Sometimes while working on your novel — perhaps several hours into your work day — it becomes obvious that a particular scene just isn't working out. You've changed the starting point and the dialogue, and that didn't help. You've even added a character or two, and noticed that the only effect it had was to slow the pace: not good.
Instead, try changing the point of view in which the scene unfolds.
For example, if you've been writing it through the eyes of your heroine, rewrite it so that it is now seen through the villian's eyes, or even those of a secondary character.
By doing so, you allow the reader to also see the action from a different perspective — and that new point of view may make them more sympathetic to your heroine.
Not only does this exercise shed new light on your heroine. It also adds dimension to the secondary character. We would not have felt so strongly about Dobby, the free-thinking house elf in the Harry Potter series, if we had not read a scene from his perspective.
In fact, the whole story takes on a new life when seen from a different character's point of view. In his novel Wicked, Gregory Maguire has built his reputation and success imagining L. Frank Baum's The Wonderful Wizard of Oz from the viewpoint of Elphaba, the name he bestowed on the before nameless Wicked Witch of the West.
Just imagine if some of the scenes in Adventures of Huckleberry Finn were played out in the mind's eye of his friend: the runaway slave, Jim.
A whole new take on a literary classic can be created if you open yourself up to the possibility of seeing it through different eyes.

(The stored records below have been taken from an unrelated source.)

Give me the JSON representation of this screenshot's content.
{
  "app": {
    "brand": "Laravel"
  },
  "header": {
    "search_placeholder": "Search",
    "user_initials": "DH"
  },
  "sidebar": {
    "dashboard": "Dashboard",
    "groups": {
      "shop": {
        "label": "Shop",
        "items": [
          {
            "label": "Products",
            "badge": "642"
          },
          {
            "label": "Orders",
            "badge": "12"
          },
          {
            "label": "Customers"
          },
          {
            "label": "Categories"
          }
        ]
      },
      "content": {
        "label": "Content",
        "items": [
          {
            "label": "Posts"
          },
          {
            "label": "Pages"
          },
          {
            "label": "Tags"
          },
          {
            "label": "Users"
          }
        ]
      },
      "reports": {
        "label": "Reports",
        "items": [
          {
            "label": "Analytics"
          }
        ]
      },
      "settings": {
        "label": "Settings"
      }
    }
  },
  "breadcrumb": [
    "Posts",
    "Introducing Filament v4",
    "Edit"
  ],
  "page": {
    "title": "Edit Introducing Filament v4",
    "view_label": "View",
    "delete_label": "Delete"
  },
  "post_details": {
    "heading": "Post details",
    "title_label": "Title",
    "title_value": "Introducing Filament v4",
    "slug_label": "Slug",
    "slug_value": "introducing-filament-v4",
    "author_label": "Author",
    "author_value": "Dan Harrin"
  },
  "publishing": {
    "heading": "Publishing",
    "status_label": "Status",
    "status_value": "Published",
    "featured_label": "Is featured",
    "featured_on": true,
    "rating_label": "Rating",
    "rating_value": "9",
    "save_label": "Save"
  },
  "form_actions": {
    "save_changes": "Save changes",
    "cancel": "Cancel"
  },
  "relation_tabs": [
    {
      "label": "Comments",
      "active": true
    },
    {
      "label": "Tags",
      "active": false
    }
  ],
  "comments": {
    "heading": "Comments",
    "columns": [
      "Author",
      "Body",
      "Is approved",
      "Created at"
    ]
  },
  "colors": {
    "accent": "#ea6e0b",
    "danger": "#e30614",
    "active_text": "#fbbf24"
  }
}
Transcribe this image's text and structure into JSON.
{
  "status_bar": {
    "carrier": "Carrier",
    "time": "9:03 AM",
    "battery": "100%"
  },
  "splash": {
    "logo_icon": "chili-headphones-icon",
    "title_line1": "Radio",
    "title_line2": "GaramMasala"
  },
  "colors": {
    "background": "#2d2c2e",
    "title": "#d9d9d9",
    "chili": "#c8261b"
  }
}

Question of the day: Have you changed the POV of a scene, with success? Share it, below, so we can celebrate it together.
Happy National Novel Writing Month,